NG’s electoral fortunes were also buoyed by the near complete collapse of other parties that had positioned themselves as opposition in the Kurdistan Region—especially Gorran. While originally formed as an opposition party, Gorran’s decision to run in a coalition with the Patriotic Union of Kurdistan (PUK), the KRI’s second largest party, seems to have drastically reduced their appeal. Several Islamist parties are active in the region, but their share of the electorate is far narrower; they also lack the ‘opposition’ positioning that NG and Gorran could more credibly claim.
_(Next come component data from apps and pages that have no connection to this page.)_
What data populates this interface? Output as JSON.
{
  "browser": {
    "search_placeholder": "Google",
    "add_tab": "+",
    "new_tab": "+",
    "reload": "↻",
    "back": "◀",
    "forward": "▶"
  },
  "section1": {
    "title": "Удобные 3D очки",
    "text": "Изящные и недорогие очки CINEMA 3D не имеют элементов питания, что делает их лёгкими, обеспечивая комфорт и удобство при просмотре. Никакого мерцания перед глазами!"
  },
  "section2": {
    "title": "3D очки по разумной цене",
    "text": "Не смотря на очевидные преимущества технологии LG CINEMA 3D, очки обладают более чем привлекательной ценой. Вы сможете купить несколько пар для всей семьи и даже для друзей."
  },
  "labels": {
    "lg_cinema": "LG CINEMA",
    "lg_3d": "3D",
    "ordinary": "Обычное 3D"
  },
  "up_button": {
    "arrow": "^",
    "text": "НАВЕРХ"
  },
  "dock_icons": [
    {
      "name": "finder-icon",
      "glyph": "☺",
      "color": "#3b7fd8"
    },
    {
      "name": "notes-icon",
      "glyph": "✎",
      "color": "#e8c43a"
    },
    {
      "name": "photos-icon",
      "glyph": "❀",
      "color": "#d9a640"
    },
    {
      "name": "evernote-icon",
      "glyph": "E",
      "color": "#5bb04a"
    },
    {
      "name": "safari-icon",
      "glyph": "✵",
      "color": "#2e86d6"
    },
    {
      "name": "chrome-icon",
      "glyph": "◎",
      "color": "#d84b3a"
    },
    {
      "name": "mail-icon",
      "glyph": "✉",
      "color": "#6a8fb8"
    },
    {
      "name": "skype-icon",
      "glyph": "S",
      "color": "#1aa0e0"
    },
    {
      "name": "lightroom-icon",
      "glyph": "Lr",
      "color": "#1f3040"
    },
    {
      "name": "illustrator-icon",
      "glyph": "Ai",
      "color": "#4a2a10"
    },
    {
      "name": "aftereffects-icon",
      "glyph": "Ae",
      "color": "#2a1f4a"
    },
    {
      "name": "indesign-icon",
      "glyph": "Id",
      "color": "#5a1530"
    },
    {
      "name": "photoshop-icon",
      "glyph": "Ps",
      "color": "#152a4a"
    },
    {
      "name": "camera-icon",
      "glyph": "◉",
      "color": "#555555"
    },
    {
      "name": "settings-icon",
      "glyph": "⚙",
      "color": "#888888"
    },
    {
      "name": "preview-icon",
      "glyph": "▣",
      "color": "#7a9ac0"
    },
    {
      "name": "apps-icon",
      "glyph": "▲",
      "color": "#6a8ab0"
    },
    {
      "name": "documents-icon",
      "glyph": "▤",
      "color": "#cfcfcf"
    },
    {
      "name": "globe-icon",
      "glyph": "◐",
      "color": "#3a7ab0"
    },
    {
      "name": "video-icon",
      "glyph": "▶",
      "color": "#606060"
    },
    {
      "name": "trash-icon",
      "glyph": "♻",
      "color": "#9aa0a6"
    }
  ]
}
For these parties and Gorran, their alignment towards or coalition with the ruling parties in the Kurdistan region cost them badly this time around–underscoring that voters seeking alternatives are unwilling to cast their ballots for parties who are “opposition” on paper, and expect opposition parties to follow through once they obtain seats.
Following several meetings with Emtidad and a number of independent candidates, NG has made their decision to not participate in the parliament’s still developing coalition. However, they have said that they will seek to influence the choices of ministers and the overall political process. This message resonates well with NG’s revolutionary approach and their opposition to incumbent parties in the Kurdistan region, which they will now apply nationwide.
Unlike other players who might join the opposition in parliament, the opposition has been NG’s comfort zone since their founding in 2017. While their knowledge of operating as an opposition party may be beneficial to the Tishreeni movement, which encompasses both Emtidad and various independent parliamentarians, whether they can maintain their opposition focus despite pressure imposed on NG’s MPs by other Kurdish parties to redirect their loyalty will be key to watch in the months and years to come. Following the conclusion of the government formation process, MPs can shift between parties easily and with little to no consequences from their original party, which increases the risk for NG that their MPs could be convinced to join with another party or coalition, shrinking the size of the opposition.
NG’s opposition credentials brought them to victory in parts of the Kurdistan Region and Kirkuk—but if they want to achieve similar success in Dohuk province, they’ll need a different strategy. Similarly, if they want to expand their reach throughout federal Iraq, NG will need to smartly manage their partnerships with the newly emerging parties, encouraging voters to see them as more than “just” a Kurdish party, but rather a nationally relevant opposition voice that stands in support of public issues.